- _MATERIAL FOR THIS TASK_:
────

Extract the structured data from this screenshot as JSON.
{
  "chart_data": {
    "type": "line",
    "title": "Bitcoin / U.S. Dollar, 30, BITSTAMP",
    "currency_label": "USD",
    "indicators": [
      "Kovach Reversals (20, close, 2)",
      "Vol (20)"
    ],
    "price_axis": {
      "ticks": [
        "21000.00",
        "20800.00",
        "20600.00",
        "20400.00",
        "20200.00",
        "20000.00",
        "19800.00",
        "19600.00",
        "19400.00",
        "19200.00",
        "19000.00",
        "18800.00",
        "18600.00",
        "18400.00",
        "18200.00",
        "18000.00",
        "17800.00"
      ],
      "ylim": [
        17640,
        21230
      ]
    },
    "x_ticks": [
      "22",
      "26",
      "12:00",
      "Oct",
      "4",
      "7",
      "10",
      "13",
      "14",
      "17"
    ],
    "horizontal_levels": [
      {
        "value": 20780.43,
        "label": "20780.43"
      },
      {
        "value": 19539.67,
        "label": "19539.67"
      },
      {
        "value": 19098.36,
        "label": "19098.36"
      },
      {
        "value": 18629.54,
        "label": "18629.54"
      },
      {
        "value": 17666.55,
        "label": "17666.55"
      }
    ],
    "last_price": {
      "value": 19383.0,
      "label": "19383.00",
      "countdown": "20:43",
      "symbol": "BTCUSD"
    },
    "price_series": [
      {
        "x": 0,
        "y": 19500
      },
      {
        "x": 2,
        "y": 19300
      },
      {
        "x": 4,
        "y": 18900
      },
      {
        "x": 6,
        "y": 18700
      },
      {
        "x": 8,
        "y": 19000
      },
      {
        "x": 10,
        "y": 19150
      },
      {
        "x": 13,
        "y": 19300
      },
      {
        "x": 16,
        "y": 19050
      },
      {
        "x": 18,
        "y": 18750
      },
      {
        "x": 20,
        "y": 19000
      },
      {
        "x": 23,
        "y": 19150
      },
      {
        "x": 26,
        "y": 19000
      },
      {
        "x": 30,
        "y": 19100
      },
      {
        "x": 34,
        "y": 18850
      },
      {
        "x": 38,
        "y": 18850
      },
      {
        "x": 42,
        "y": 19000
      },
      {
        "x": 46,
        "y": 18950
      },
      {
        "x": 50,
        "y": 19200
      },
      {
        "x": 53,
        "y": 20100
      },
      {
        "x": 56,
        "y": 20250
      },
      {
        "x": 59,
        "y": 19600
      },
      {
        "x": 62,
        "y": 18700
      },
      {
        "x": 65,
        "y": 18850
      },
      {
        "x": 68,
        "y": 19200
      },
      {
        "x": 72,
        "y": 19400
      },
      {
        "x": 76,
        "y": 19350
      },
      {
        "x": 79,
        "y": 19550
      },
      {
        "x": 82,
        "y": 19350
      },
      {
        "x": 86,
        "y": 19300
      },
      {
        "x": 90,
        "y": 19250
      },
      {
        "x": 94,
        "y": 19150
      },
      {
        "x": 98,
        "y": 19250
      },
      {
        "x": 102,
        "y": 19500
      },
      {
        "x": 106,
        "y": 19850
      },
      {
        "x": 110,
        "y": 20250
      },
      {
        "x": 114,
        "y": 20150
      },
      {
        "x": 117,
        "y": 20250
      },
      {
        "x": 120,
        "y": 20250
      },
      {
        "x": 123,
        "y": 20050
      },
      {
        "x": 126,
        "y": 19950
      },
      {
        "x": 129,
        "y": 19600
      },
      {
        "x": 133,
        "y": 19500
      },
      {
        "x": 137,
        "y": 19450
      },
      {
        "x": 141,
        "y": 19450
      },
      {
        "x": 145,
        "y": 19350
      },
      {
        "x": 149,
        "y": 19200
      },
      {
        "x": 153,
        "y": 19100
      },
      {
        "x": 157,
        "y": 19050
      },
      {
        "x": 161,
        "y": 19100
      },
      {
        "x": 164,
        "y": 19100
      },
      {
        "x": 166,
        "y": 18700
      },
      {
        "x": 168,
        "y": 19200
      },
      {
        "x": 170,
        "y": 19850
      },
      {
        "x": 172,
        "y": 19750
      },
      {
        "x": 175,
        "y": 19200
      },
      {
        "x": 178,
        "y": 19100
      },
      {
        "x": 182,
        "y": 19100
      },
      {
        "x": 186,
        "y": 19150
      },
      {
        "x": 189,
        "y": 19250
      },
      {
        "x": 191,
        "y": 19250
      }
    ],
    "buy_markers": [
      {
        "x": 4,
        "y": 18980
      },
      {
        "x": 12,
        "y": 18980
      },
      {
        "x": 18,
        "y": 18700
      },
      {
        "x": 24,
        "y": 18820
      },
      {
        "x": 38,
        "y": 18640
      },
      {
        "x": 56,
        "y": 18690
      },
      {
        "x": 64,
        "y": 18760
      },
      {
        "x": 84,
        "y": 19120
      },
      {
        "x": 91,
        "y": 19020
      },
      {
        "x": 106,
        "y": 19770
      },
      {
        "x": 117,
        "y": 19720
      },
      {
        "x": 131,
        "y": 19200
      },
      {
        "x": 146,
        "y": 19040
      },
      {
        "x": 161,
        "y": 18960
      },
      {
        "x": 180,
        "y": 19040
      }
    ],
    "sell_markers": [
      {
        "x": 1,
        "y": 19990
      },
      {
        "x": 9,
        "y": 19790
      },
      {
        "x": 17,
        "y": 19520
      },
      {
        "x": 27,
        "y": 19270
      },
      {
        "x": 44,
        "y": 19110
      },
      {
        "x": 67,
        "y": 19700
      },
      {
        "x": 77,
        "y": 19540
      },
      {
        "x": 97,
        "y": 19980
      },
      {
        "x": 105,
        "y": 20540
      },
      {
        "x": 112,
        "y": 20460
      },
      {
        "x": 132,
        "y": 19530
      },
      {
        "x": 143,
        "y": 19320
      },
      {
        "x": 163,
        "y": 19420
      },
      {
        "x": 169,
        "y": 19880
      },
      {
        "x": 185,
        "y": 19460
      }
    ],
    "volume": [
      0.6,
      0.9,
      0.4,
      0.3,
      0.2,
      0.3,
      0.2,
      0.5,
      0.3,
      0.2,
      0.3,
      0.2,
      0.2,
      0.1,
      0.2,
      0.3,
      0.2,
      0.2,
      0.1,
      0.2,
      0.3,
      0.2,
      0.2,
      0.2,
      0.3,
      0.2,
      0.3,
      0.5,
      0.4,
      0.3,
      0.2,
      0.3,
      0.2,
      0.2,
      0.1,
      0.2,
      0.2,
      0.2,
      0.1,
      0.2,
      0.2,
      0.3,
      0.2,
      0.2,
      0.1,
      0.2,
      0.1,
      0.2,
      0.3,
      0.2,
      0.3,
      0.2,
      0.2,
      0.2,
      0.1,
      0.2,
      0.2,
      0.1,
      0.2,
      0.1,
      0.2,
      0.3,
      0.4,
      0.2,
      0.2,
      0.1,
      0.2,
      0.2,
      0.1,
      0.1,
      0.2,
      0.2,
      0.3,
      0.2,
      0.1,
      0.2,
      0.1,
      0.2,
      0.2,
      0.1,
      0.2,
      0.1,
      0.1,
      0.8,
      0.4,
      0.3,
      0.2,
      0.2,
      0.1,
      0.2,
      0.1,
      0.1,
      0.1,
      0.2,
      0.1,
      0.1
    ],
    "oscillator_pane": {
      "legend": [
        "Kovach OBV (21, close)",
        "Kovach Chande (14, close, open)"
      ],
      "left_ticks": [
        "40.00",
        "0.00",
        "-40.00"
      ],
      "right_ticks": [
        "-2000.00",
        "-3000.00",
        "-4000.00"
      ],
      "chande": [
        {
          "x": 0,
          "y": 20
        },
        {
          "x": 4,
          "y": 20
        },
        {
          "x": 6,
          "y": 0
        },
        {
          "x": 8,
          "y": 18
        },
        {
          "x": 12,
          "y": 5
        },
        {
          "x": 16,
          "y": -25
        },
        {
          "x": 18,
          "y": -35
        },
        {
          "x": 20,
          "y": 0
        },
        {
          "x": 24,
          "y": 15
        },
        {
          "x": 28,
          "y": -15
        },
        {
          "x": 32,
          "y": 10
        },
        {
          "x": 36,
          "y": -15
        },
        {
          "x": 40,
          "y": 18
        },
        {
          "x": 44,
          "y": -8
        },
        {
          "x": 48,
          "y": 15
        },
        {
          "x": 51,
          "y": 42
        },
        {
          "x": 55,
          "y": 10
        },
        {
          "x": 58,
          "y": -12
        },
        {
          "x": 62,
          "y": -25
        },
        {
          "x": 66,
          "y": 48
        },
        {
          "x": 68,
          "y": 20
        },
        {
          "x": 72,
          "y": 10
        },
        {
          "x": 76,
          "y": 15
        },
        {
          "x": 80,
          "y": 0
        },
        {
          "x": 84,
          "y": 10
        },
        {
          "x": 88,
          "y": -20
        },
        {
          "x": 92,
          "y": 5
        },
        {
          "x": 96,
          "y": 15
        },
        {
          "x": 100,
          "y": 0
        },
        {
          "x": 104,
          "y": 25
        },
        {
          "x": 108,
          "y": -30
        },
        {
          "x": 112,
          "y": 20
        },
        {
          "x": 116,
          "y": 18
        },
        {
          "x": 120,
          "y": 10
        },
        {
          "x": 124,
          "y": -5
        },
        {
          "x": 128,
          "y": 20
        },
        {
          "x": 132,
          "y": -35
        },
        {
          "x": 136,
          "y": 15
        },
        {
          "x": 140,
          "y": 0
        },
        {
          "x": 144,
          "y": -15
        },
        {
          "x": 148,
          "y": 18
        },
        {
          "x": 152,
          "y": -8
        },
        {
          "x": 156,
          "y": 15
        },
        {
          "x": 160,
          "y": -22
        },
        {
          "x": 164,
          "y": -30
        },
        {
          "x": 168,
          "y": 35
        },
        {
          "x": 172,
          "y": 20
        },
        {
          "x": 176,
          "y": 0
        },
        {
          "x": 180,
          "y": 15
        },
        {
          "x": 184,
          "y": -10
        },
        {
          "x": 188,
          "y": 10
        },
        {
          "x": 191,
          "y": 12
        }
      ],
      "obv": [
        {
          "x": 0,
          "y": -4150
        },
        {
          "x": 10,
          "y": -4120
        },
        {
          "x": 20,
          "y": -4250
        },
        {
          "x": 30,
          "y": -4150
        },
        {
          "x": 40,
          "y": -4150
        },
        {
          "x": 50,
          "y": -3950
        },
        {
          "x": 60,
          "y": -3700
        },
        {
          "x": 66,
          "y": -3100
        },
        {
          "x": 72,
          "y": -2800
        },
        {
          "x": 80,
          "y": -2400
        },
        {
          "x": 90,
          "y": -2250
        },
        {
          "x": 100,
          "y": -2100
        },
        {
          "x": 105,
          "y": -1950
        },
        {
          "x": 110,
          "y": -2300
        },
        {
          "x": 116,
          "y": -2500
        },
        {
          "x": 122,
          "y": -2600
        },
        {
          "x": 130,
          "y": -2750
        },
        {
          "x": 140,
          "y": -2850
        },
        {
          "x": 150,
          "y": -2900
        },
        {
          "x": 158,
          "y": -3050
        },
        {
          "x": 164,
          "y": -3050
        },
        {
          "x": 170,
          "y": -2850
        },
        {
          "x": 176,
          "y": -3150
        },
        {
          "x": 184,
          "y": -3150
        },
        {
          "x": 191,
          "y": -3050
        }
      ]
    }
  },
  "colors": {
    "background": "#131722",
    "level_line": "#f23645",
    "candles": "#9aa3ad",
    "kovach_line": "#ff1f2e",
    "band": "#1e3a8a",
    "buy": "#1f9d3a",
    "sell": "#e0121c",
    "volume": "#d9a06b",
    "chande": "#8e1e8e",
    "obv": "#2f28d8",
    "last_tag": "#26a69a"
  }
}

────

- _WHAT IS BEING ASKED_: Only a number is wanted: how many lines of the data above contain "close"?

- _ANSWER SECTION_: 3